"That shot he took that would have put us up in the end, that was right there," Hoiberg ached about the Markkanen three. "Just another centimeter (and) that thing's in the basket. Hit a couple of big shots for us in the overtime, as well, to keep us right there in striking distance. The kid is going to be an unbelievable player."
The Bulls are developing a core of guys making big plays, taking big shots and risks. Like Dunn, who is proving irreplaceable. Though he had an uncertain start with a rush of turnovers in a lethargic Bulls start that had them trailing 23-13 after the New Year's Eve return from Washington. They got back within 31-23 after one quarter. And the bench with a 40-24 edge Monday mobilized the roster behind Portis' hustle to take the lead midway through the second quarter.
"Kris had four turnovers in the first half, three in the first quarter. A couple of those were offensive fouls and then we got a little careless with it there at the end," noted Hoiberg. "Kris made a lot of good plays out there as well for our team. Hit some big shots. We'll watch those turnovers and get that fixed up."
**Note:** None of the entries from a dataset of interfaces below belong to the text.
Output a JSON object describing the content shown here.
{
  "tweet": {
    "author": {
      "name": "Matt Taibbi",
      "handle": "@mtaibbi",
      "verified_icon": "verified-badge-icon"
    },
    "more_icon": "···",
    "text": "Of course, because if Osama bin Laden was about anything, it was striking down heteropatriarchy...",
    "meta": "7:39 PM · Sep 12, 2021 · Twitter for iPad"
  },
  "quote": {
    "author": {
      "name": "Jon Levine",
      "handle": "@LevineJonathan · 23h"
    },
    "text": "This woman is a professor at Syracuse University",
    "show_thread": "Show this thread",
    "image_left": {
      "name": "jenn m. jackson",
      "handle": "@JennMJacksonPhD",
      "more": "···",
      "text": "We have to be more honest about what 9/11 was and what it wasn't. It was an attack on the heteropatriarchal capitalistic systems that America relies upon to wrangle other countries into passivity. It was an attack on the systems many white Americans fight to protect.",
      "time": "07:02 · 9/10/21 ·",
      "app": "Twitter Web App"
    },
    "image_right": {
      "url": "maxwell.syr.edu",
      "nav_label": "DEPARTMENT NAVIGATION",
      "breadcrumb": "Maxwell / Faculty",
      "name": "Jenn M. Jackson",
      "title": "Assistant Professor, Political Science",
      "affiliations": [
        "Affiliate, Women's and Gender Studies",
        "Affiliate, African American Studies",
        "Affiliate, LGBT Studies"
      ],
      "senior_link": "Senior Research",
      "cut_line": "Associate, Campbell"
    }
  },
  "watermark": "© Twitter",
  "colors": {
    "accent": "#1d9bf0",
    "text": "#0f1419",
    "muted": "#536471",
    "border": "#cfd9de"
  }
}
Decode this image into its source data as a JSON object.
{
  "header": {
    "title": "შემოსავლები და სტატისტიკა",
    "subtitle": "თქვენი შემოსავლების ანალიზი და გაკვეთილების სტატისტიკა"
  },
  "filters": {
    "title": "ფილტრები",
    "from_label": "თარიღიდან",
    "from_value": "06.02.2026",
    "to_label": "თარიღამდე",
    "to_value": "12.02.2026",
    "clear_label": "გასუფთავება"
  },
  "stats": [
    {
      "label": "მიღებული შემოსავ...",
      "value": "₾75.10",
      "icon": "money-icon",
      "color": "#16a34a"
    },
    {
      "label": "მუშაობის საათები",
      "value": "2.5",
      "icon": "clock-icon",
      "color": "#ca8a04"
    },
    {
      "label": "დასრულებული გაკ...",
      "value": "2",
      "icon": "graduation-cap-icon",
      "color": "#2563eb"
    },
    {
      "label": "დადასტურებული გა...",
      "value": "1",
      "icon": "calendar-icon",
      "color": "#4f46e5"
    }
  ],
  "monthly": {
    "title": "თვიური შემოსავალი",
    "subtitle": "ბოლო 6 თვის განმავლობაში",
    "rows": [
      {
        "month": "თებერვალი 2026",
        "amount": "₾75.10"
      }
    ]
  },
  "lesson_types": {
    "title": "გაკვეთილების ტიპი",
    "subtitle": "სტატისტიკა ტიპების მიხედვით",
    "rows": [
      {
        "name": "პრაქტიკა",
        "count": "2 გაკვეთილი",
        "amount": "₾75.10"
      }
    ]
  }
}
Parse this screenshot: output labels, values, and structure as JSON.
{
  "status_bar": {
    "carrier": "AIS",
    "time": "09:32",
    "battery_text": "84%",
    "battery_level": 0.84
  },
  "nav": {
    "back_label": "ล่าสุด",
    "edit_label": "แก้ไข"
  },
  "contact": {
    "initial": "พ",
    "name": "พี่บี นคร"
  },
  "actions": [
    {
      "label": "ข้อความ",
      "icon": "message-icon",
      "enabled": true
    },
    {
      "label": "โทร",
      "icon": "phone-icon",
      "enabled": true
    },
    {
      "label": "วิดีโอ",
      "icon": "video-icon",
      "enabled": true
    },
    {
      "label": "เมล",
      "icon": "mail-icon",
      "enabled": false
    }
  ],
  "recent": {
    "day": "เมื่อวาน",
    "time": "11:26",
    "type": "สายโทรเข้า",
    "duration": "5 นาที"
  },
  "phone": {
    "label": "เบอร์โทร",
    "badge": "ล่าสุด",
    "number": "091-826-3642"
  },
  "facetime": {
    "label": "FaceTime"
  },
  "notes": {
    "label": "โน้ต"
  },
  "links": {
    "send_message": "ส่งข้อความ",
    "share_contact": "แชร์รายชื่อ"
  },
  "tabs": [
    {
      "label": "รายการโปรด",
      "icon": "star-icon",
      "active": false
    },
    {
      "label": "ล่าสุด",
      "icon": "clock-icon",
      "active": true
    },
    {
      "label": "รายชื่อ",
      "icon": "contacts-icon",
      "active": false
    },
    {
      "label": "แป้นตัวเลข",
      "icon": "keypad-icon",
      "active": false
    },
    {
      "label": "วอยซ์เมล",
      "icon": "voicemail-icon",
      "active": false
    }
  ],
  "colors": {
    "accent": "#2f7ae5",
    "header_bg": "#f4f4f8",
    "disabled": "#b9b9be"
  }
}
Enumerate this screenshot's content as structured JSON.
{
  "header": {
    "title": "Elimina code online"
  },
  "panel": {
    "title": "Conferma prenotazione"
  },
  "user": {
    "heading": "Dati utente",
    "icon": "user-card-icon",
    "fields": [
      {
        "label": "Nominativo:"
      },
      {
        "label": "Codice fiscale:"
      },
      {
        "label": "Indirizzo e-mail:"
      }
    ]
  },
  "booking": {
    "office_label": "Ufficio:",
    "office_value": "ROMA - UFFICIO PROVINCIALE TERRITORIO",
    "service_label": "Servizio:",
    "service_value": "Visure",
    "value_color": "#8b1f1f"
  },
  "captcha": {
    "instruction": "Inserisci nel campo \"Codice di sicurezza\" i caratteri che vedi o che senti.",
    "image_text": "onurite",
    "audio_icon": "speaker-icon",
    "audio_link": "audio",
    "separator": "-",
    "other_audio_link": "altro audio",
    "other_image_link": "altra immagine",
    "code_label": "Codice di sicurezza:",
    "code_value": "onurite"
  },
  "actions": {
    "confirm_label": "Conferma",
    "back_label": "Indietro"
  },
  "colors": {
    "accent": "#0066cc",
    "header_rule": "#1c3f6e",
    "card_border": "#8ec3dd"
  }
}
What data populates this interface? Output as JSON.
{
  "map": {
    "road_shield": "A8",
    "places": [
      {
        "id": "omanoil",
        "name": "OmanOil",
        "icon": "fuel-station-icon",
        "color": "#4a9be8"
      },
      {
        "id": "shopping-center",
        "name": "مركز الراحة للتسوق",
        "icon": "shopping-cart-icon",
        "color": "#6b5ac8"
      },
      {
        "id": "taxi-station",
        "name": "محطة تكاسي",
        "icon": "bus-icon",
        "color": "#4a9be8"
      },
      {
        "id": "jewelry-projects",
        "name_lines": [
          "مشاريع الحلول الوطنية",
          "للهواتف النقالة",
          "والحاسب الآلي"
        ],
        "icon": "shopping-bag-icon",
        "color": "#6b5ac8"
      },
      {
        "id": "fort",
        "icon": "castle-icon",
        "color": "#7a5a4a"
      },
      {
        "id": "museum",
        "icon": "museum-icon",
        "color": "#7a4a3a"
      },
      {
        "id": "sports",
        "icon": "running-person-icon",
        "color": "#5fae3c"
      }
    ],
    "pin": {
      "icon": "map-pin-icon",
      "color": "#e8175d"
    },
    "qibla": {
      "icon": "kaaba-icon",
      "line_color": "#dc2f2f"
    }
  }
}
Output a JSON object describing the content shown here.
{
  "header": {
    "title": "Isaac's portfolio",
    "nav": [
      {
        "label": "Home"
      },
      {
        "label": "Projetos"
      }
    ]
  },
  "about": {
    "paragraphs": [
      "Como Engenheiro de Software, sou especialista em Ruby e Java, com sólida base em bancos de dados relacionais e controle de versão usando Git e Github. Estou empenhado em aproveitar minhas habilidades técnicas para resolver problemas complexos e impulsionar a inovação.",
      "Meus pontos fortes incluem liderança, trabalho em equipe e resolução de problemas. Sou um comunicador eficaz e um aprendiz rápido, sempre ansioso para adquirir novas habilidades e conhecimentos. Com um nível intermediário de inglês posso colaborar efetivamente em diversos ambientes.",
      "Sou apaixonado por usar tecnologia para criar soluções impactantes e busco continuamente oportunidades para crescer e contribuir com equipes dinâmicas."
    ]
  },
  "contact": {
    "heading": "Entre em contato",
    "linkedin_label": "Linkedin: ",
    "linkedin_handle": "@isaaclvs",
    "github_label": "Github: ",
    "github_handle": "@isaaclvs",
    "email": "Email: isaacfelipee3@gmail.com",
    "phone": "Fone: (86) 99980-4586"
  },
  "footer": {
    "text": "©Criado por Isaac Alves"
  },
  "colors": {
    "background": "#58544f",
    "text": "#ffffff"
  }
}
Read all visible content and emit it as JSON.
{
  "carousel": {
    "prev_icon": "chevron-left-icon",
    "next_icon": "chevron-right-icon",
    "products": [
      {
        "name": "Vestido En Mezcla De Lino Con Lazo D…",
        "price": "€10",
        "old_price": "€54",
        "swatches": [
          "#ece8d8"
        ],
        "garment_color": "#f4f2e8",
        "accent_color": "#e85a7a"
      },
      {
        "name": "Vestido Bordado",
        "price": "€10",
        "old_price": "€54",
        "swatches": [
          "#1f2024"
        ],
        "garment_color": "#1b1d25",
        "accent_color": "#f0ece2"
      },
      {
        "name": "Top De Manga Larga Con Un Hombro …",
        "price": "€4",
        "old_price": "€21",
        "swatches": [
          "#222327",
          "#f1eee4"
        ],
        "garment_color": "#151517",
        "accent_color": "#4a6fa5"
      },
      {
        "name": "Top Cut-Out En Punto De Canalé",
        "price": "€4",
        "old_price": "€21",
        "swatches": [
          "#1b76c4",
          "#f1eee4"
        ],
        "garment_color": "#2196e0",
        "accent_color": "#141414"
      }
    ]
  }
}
It was a terrific game thereafter, both teams shooting well and passing, the Bulls with 28 assists, a Western Conference style game with open play and few stoppages for free throws. The Bulls had a 16-4 edge in fast break points. They led 53-52 at halftime and 87-83 going into the fourth quarter after a track meet third quarter in which Portis and Mirotic continued to play off one another beautifully, Portis with two offensive rebounds on one possession and then passing to Mirotic for a three. Later, Mirotic passed up a three attempt to find Portis rolling for a layup.
Valentine was excellent in the fourth quarter running the offense, making split second decision passes through tiny openings for scores and then making a runner with 2:37 in regulation for a 108-102 Bulls lead that looked like it might be decisive.
"I just thought with Nurkic out there we needed to find a way to keep him off the glass," said Hoiberg. "He is just too big and strong out there. I felt we needed Robin, who was also playing well. He (Aminu) hit some unbelievable shots; he has not been shooting the ball great. Give him credit he knocked down some big ones."
And it became a big one for the Bulls that just barely got away.
"A game like this there was a lot of back and forth, both teams making big shots down the stretch," said Dunn. "When it comes to winning close games we've done it before; comes down to who gets the more stops and they did. Like I said, we're clicking right now. We're playing good basketball. These two losses, they definitely hurt. When they're down the stretch, and you feel like you can win the games, it's hard to swallow. But we're playing good basketball, and I like what we're doing so far."
Got to love it.